━━ Dataset content ━━

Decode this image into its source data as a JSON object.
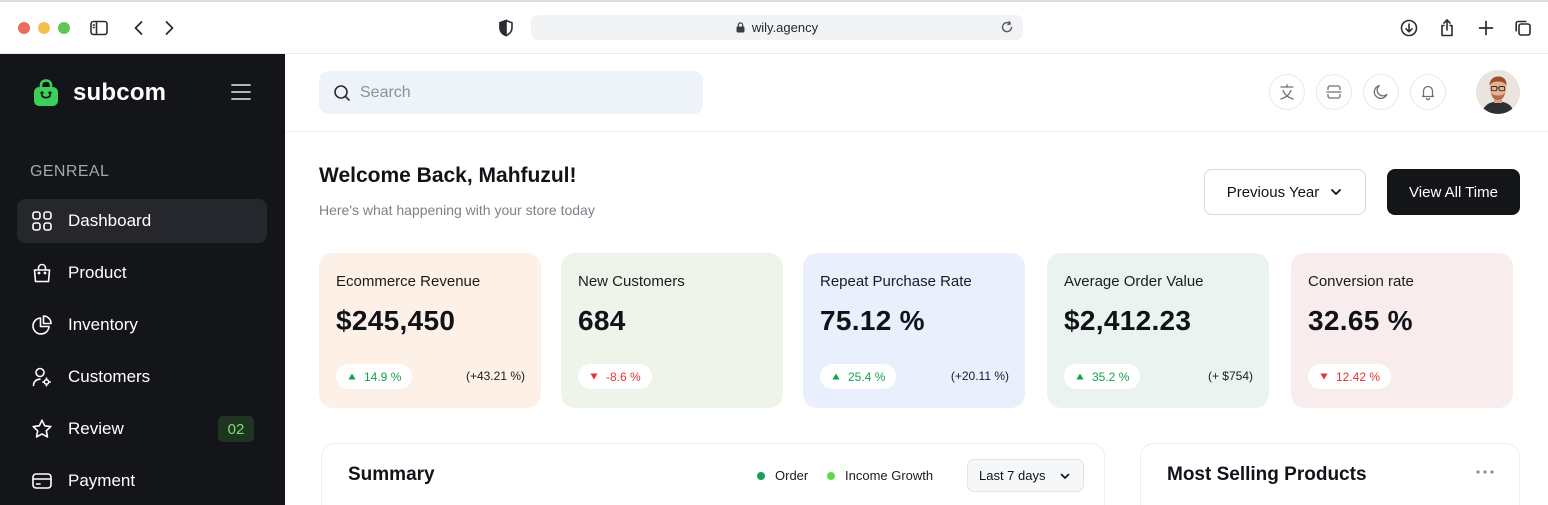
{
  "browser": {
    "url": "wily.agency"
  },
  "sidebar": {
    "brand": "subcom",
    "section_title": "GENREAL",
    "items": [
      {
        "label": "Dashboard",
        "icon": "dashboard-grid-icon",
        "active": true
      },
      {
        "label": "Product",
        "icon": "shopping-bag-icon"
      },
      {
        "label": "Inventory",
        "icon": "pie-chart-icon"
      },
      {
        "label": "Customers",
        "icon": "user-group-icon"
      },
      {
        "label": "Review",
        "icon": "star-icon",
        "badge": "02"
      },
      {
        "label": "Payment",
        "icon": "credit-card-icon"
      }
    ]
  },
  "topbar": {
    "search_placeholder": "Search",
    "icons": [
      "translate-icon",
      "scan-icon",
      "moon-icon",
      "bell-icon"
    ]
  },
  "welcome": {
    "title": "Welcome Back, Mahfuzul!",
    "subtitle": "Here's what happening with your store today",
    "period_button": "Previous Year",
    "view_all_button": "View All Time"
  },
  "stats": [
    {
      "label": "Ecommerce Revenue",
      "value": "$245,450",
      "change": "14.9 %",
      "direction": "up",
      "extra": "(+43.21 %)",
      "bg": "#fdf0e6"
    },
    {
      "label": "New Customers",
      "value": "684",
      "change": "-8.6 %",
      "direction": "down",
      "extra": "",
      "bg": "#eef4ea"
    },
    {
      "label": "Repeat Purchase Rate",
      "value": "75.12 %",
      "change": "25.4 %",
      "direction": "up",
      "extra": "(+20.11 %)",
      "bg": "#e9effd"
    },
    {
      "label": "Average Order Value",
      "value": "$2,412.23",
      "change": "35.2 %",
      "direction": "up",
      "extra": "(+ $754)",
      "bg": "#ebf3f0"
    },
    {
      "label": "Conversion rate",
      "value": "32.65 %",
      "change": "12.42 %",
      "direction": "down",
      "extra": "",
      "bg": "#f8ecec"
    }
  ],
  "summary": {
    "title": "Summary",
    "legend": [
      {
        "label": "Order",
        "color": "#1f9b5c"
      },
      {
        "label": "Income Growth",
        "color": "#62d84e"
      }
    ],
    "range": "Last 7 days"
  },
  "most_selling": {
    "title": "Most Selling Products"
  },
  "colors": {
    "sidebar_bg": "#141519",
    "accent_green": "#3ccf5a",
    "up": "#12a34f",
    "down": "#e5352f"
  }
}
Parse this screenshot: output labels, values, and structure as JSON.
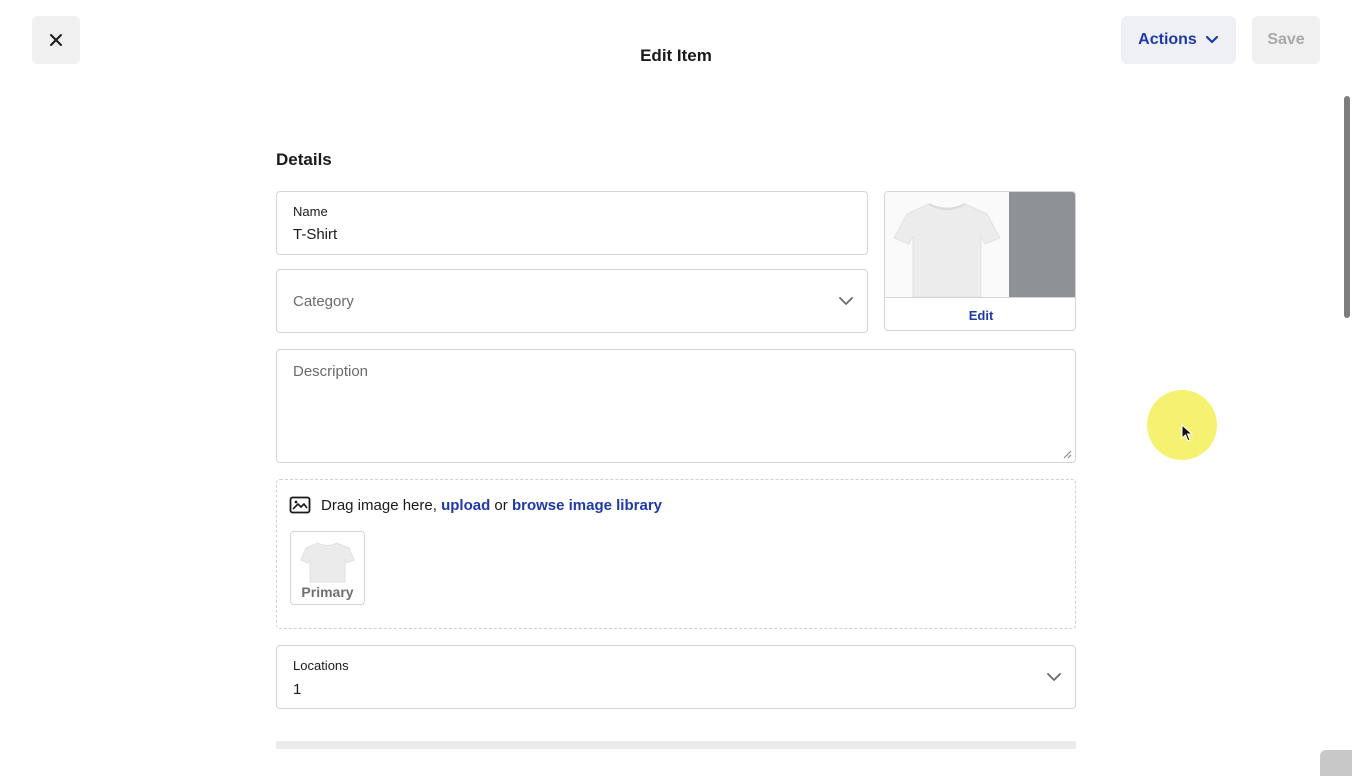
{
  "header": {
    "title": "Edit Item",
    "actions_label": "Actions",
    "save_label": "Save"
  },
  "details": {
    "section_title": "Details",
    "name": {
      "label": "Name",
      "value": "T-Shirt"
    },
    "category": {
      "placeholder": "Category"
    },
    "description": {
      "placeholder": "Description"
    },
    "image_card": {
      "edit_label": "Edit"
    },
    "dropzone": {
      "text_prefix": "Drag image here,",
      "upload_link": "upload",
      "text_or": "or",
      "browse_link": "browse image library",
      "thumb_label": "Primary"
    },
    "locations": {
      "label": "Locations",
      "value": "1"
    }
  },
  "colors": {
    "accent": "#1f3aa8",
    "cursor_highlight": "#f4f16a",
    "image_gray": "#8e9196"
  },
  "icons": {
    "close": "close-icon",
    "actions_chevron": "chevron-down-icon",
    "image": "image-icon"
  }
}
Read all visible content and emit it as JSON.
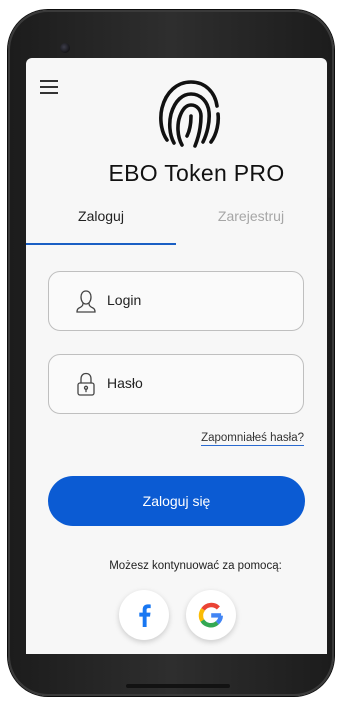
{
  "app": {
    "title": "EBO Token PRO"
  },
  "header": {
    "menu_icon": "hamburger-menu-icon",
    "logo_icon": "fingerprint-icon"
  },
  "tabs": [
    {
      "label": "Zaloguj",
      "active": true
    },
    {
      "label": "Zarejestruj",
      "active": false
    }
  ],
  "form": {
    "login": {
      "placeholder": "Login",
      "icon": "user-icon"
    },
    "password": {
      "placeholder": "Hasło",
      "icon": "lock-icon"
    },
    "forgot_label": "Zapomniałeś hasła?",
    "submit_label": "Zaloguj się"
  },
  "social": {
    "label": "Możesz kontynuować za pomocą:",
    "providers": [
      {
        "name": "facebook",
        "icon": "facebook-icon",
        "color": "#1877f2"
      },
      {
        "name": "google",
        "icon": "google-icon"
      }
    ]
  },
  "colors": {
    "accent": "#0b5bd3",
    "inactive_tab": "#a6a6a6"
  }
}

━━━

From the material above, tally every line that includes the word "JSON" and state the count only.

#### Problem solution
3